### Assignment
Will you quote all of the entries, word for word?

### Dataset entries
════════════════════
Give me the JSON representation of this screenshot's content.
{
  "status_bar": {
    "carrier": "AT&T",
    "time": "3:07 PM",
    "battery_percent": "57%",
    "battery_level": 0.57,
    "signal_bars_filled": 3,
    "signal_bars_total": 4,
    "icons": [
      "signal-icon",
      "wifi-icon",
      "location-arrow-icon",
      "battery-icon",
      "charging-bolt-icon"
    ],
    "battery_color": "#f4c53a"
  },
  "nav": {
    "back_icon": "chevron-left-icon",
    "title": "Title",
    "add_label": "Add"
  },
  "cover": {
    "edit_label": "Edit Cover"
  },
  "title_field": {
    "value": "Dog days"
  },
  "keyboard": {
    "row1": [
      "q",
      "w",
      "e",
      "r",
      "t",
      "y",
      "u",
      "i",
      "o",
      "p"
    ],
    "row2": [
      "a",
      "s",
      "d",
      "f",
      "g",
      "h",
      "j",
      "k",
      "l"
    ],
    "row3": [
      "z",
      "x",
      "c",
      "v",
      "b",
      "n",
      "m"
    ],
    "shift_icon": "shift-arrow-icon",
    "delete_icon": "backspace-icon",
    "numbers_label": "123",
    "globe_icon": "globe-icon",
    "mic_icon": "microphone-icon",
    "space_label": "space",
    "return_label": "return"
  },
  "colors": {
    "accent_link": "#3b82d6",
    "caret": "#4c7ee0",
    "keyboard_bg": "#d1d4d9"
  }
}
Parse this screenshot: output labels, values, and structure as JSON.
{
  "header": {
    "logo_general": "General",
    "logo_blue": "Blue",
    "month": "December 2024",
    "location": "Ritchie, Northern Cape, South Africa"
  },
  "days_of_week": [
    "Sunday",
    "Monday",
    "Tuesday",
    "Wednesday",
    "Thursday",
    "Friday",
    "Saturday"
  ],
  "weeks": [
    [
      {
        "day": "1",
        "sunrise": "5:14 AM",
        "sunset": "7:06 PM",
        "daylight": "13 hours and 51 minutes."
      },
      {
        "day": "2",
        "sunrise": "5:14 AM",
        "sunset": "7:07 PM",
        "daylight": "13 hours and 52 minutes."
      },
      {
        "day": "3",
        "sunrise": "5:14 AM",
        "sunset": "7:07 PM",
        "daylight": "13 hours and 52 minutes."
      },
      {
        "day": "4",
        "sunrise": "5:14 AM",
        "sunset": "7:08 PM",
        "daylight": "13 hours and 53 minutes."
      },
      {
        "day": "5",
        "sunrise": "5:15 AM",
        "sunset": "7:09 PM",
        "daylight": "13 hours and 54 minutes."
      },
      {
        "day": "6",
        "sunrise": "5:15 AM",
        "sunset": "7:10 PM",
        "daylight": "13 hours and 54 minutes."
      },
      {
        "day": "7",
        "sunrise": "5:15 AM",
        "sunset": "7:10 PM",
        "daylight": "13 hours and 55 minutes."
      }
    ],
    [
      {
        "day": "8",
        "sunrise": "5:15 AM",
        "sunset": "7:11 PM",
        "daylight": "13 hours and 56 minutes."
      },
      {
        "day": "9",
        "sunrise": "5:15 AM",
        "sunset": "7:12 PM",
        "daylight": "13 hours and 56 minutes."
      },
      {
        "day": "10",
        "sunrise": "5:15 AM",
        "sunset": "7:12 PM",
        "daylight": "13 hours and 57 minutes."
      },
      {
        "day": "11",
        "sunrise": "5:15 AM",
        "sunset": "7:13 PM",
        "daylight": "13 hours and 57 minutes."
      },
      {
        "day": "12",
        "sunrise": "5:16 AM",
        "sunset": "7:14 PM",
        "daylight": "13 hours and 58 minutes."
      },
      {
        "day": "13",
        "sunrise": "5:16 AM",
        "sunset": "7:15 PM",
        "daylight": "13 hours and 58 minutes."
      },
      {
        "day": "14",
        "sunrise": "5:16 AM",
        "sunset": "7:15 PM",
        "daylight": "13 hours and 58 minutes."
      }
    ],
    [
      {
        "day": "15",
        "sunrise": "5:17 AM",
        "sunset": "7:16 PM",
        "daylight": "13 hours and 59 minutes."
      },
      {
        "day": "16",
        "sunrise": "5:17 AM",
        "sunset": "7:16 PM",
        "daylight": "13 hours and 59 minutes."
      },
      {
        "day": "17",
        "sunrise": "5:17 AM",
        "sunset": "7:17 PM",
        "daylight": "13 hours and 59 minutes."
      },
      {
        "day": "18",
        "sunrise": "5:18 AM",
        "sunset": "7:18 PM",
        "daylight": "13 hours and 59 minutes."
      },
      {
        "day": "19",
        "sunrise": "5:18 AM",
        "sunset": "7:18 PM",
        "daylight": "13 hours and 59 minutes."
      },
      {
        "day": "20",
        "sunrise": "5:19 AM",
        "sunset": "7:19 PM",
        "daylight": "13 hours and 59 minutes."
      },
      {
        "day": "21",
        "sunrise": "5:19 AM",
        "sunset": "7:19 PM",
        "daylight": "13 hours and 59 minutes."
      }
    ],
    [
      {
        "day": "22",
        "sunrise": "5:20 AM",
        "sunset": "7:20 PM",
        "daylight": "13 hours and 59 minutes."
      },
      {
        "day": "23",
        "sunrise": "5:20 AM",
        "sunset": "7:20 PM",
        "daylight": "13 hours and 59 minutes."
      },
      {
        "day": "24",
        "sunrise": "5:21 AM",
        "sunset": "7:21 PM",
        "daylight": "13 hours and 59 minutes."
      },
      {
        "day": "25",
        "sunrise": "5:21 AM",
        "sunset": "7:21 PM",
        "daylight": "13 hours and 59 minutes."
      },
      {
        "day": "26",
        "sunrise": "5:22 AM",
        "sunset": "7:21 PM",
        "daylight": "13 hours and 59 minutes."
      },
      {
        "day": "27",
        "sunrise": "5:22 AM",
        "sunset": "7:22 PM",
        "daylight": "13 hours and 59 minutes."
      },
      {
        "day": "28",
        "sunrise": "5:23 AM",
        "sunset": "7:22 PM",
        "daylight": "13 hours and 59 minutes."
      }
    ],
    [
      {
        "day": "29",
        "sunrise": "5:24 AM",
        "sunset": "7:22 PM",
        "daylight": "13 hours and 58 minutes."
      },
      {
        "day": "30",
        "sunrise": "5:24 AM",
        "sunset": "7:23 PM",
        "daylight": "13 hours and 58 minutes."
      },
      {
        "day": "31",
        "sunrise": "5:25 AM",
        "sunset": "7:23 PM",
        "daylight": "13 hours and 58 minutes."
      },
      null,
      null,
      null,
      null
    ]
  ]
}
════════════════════
### Answer below
Give me the JSON representation of this screenshot's content.
{
  "status_bar": {
    "carrier": "AT&T",
    "time": "3:07 PM",
    "battery_percent": "57%",
    "battery_level": 0.57,
    "signal_bars_filled": 3,
    "signal_bars_total": 4,
    "icons": [
      "signal-icon",
      "wifi-icon",
      "location-arrow-icon",
      "battery-icon",
      "charging-bolt-icon"
    ],
    "battery_color": "#f4c53a"
  },
  "nav": {
    "back_icon": "chevron-left-icon",
    "title": "Title",
    "add_label": "Add"
  },
  "cover": {
    "edit_label": "Edit Cover"
  },
  "title_field": {
    "value": "Dog days"
  },
  "keyboard": {
    "row1": [
      "q",
      "w",
      "e",
      "r",
      "t",
      "y",
      "u",
      "i",
      "o",
      "p"
    ],
    "row2": [
      "a",
      "s",
      "d",
      "f",
      "g",
      "h",
      "j",
      "k",
      "l"
    ],
    "row3": [
      "z",
      "x",
      "c",
      "v",
      "b",
      "n",
      "m"
    ],
    "shift_icon": "shift-arrow-icon",
    "delete_icon": "backspace-icon",
    "numbers_label": "123",
    "globe_icon": "globe-icon",
    "mic_icon": "microphone-icon",
    "space_label": "space",
    "return_label": "return"
  },
  "colors": {
    "accent_link": "#3b82d6",
    "caret": "#4c7ee0",
    "keyboard_bg": "#d1d4d9"
  }
}
Parse this screenshot: output labels, values, and structure as JSON.
{
  "header": {
    "logo_general": "General",
    "logo_blue": "Blue",
    "month": "December 2024",
    "location": "Ritchie, Northern Cape, South Africa"
  },
  "days_of_week": [
    "Sunday",
    "Monday",
    "Tuesday",
    "Wednesday",
    "Thursday",
    "Friday",
    "Saturday"
  ],
  "weeks": [
    [
      {
        "day": "1",
        "sunrise": "5:14 AM",
        "sunset": "7:06 PM",
        "daylight": "13 hours and 51 minutes."
      },
      {
        "day": "2",
        "sunrise": "5:14 AM",
        "sunset": "7:07 PM",
        "daylight": "13 hours and 52 minutes."
      },
      {
        "day": "3",
        "sunrise": "5:14 AM",
        "sunset": "7:07 PM",
        "daylight": "13 hours and 52 minutes."
      },
      {
        "day": "4",
        "sunrise": "5:14 AM",
        "sunset": "7:08 PM",
        "daylight": "13 hours and 53 minutes."
      },
      {
        "day": "5",
        "sunrise": "5:15 AM",
        "sunset": "7:09 PM",
        "daylight": "13 hours and 54 minutes."
      },
      {
        "day": "6",
        "sunrise": "5:15 AM",
        "sunset": "7:10 PM",
        "daylight": "13 hours and 54 minutes."
      },
      {
        "day": "7",
        "sunrise": "5:15 AM",
        "sunset": "7:10 PM",
        "daylight": "13 hours and 55 minutes."
      }
    ],
    [
      {
        "day": "8",
        "sunrise": "5:15 AM",
        "sunset": "7:11 PM",
        "daylight": "13 hours and 56 minutes."
      },
      {
        "day": "9",
        "sunrise": "5:15 AM",
        "sunset": "7:12 PM",
        "daylight": "13 hours and 56 minutes."
      },
      {
        "day": "10",
        "sunrise": "5:15 AM",
        "sunset": "7:12 PM",
        "daylight": "13 hours and 57 minutes."
      },
      {
        "day": "11",
        "sunrise": "5:15 AM",
        "sunset": "7:13 PM",
        "daylight": "13 hours and 57 minutes."
      },
      {
        "day": "12",
        "sunrise": "5:16 AM",
        "sunset": "7:14 PM",
        "daylight": "13 hours and 58 minutes."
      },
      {
        "day": "13",
        "sunrise": "5:16 AM",
        "sunset": "7:15 PM",
        "daylight": "13 hours and 58 minutes."
      },
      {
        "day": "14",
        "sunrise": "5:16 AM",
        "sunset": "7:15 PM",
        "daylight": "13 hours and 58 minutes."
      }
    ],
    [
      {
        "day": "15",
        "sunrise": "5:17 AM",
        "sunset": "7:16 PM",
        "daylight": "13 hours and 59 minutes."
      },
      {
        "day": "16",
        "sunrise": "5:17 AM",
        "sunset": "7:16 PM",
        "daylight": "13 hours and 59 minutes."
      },
      {
        "day": "17",
        "sunrise": "5:17 AM",
        "sunset": "7:17 PM",
        "daylight": "13 hours and 59 minutes."
      },
      {
        "day": "18",
        "sunrise": "5:18 AM",
        "sunset": "7:18 PM",
        "daylight": "13 hours and 59 minutes."
      },
      {
        "day": "19",
        "sunrise": "5:18 AM",
        "sunset": "7:18 PM",
        "daylight": "13 hours and 59 minutes."
      },
      {
        "day": "20",
        "sunrise": "5:19 AM",
        "sunset": "7:19 PM",
        "daylight": "13 hours and 59 minutes."
      },
      {
        "day": "21",
        "sunrise": "5:19 AM",
        "sunset": "7:19 PM",
        "daylight": "13 hours and 59 minutes."
      }
    ],
    [
      {
        "day": "22",
        "sunrise": "5:20 AM",
        "sunset": "7:20 PM",
        "daylight": "13 hours and 59 minutes."
      },
      {
        "day": "23",
        "sunrise": "5:20 AM",
        "sunset": "7:20 PM",
        "daylight": "13 hours and 59 minutes."
      },
      {
        "day": "24",
        "sunrise": "5:21 AM",
        "sunset": "7:21 PM",
        "daylight": "13 hours and 59 minutes."
      },
      {
        "day": "25",
        "sunrise": "5:21 AM",
        "sunset": "7:21 PM",
        "daylight": "13 hours and 59 minutes."
      },
      {
        "day": "26",
        "sunrise": "5:22 AM",
        "sunset": "7:21 PM",
        "daylight": "13 hours and 59 minutes."
      },
      {
        "day": "27",
        "sunrise": "5:22 AM",
        "sunset": "7:22 PM",
        "daylight": "13 hours and 59 minutes."
      },
      {
        "day": "28",
        "sunrise": "5:23 AM",
        "sunset": "7:22 PM",
        "daylight": "13 hours and 59 minutes."
      }
    ],
    [
      {
        "day": "29",
        "sunrise": "5:24 AM",
        "sunset": "7:22 PM",
        "daylight": "13 hours and 58 minutes."
      },
      {
        "day": "30",
        "sunrise": "5:24 AM",
        "sunset": "7:23 PM",
        "daylight": "13 hours and 58 minutes."
      },
      {
        "day": "31",
        "sunrise": "5:25 AM",
        "sunset": "7:23 PM",
        "daylight": "13 hours and 58 minutes."
      },
      null,
      null,
      null,
      null
    ]
  ]
}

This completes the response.